Technical trail running is characterised by the terrain being quite difficult to traverse. This may include obstacles such as rocks, loose surfaces, roots, mud, water, steep climbs and steep descents. Some technical sections may also require the use of the upper body in order to negotiate. Technical trail running is usually significantly slower than running on smooth surfaces, and there is a higher risk of injury.
Each of the terrains and obstacle types requires special skill and experience. If you are planning to run a trail race that has technical sections, you should devote a significant amount of time practising running on those surfaces.
These are some of the most common obstacles you will encounter, and some tips for negotiating them successfully.
Rocks come in all shapes and sizes and each one requires a slightly different approach. Small rocks or pebbles can create a slippery surface or find their way into your shoes, making running uncomfortable. Larger rocks can result in twisted ankles or stubbed toes. The trick is to keep focused on foot position and plan your line.
Loose surfaces such as gravel or slippy mud can be challenging, especially when combined with a slope. Grippy shoes may help to retain traction, but in some cases, you may just have to slow down and take it easy.
Roots pose a similar risk to rocks, and come in many shapes and sizes, but tend to protrude higher from the trail surface and trap the foot a bit more. They also have the added benefit of being slippery and can result in a foot unexpectedly loosing grip. Because they differ based on the type of vegetation growing in a area, it pays to train in the area you’ll be racing in.
Mud can be some of the trickiest terrain to overcome, particularly the sticky, slippery kind. If it’s really bad, it can coat the bottom of your shoes, adding unwelcome weight and providing a slick surface with no traction at all. Sometimes there’s no alternative than to grab a stick and try to scrape the mud off.
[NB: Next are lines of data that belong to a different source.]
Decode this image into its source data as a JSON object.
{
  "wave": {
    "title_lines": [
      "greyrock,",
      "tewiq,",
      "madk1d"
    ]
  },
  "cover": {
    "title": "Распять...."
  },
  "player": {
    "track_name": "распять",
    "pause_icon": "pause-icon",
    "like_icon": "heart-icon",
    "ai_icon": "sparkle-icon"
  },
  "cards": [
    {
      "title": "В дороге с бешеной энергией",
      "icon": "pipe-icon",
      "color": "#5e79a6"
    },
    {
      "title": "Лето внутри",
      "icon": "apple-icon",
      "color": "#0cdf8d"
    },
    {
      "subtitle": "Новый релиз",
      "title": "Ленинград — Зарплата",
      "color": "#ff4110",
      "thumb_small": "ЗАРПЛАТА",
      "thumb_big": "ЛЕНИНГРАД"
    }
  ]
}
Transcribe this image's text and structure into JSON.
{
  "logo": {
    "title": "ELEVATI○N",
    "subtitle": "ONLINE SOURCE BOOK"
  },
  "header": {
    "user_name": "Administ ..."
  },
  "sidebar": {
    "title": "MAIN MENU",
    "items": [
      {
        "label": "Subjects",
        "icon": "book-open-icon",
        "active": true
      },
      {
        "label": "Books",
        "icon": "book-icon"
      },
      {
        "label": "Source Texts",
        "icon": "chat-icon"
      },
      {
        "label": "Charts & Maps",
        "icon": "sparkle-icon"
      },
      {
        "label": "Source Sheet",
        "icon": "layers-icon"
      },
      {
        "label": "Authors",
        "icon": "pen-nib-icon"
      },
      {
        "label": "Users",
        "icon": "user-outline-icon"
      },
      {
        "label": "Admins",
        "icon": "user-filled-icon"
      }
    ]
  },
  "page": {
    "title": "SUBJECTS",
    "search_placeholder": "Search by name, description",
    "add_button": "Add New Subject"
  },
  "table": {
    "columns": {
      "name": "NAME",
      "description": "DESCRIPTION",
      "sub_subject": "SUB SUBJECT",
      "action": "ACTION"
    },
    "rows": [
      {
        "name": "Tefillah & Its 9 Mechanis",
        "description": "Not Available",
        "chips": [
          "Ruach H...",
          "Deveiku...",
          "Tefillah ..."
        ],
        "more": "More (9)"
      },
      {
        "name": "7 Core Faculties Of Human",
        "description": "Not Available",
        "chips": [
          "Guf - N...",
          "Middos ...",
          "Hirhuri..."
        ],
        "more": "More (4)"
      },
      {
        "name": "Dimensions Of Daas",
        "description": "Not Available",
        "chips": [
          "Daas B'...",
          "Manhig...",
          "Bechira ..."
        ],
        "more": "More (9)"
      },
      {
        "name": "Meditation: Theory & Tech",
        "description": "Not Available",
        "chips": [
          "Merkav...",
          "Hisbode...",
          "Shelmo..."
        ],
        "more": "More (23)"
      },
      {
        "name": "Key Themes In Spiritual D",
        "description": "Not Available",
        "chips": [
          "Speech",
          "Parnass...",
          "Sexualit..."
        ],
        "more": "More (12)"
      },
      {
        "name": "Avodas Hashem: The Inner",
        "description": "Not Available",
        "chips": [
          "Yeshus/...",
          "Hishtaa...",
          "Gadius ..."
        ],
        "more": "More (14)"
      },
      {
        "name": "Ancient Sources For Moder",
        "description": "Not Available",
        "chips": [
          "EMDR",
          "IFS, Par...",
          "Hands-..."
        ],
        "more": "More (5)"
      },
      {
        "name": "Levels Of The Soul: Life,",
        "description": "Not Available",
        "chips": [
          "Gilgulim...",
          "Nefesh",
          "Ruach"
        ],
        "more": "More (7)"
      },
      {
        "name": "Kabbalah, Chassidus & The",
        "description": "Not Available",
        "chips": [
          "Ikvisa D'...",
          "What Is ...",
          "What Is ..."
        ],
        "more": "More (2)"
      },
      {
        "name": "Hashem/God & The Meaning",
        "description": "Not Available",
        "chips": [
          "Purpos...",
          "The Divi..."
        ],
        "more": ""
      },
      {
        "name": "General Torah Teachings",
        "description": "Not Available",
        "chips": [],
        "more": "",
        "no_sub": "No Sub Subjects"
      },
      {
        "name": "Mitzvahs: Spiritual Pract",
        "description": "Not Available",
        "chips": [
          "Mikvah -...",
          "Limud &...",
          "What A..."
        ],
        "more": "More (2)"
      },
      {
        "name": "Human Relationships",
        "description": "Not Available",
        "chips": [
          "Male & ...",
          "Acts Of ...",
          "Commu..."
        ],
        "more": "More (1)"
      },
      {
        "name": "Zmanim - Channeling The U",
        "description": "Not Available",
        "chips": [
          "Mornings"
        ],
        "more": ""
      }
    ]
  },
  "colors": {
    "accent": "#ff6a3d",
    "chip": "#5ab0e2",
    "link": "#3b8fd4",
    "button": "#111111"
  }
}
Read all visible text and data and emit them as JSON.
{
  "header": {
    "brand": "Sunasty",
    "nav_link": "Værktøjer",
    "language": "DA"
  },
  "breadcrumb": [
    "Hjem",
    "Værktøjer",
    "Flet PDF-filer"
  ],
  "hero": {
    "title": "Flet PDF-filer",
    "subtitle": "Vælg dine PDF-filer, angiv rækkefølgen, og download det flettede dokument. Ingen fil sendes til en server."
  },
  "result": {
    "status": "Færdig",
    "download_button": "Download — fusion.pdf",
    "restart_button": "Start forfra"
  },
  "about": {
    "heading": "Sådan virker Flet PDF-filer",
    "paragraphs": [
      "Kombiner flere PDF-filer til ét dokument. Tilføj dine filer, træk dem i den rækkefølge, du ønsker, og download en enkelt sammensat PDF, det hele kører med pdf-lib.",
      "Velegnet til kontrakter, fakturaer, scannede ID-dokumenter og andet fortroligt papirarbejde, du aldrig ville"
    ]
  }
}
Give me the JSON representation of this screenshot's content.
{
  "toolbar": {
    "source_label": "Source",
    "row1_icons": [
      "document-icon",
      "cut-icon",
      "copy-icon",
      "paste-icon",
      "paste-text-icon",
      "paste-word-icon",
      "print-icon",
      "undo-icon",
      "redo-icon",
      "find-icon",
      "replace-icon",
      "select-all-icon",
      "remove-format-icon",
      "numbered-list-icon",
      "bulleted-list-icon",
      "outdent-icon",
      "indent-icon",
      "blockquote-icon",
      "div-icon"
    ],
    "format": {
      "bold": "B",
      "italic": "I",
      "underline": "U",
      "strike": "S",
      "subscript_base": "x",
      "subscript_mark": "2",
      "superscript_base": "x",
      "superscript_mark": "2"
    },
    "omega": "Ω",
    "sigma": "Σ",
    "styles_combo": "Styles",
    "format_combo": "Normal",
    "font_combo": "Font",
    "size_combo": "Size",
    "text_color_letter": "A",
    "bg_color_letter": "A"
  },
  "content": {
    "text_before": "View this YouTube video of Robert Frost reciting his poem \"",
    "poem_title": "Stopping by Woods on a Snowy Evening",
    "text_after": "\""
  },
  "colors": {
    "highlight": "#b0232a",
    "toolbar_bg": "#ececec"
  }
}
Usually, water crossings just mean that you’re going to get wet feet. Fortunately, most trail shoes are pretty good at directing excess moisture away from the foot, and you’ll be reasonably dry in no time.
Steep terrain is one of the most common things you’ll encounter while trail running. To complicate matters, you’ll probably also encounter one or more other types of obstacle at the same time.
Refer to this article on downhill running for advice and tips.
Tips for technical trail running
Time and effort
If you worry too much about how fast you’re going and how much distance you’re covering on technical terrain, you run the risk of becoming disheartened. Instead, focus on the effort you’re putting in and the time you’re investing. If you find it challenging, the chances are that others will find it challenging too. If you put in maximum effort, you can’t go wrong.
Balance is critically important on technical trails. Try to incorporate balance (single-leg exercises) and plyometrics (split and squat jumps) into your training. Refer to this training plan for examples.
It’s important to reduce ground contact time and “float” over the surface. This makes it easier to deal with unexpected changes in terrain. Avoid stop and go movements, which will slow you down, waste energy and can make the terrain harder to negotiate.
Good trail shoes make a big difference on technical terrain and will give you a lot more confidence. The lugs on trail shoes help grip the surface as you climb hills, rocks and muddy slopes. They also help you stop when you need to on steep descents. A good tread pattern will help to clear mud as you run. You will find shoes designed specifically for particular terrain types. However, to get started, general trail shoes with good grip should do just fine.
Find your line
Keep your eyes about 2-4m (5-10ft) ahead and look for the best path. Try to plan your next few steps ahead of time.
Terrain and the obstacles you need to deal with will be constantly changing. You need to be constantly aware of those changes and plan accordingly. This will take conscious effort to begin with but will become second nature as you become more experienced.
Aim to finish
Don’t take unnecessary risks. Technical trail running takes time. In a race situation, focus on finishing, not your position. In training, challenge your limits gradually to improve your skills. Run the same familiar trails at progressively faster paces. Each time, you’ll make improvements in foot placement and you’ll become progressively more confident.
I hope you found this useful. Do you have any tips or advice for technical trail running? Please leave a comment below to let me know.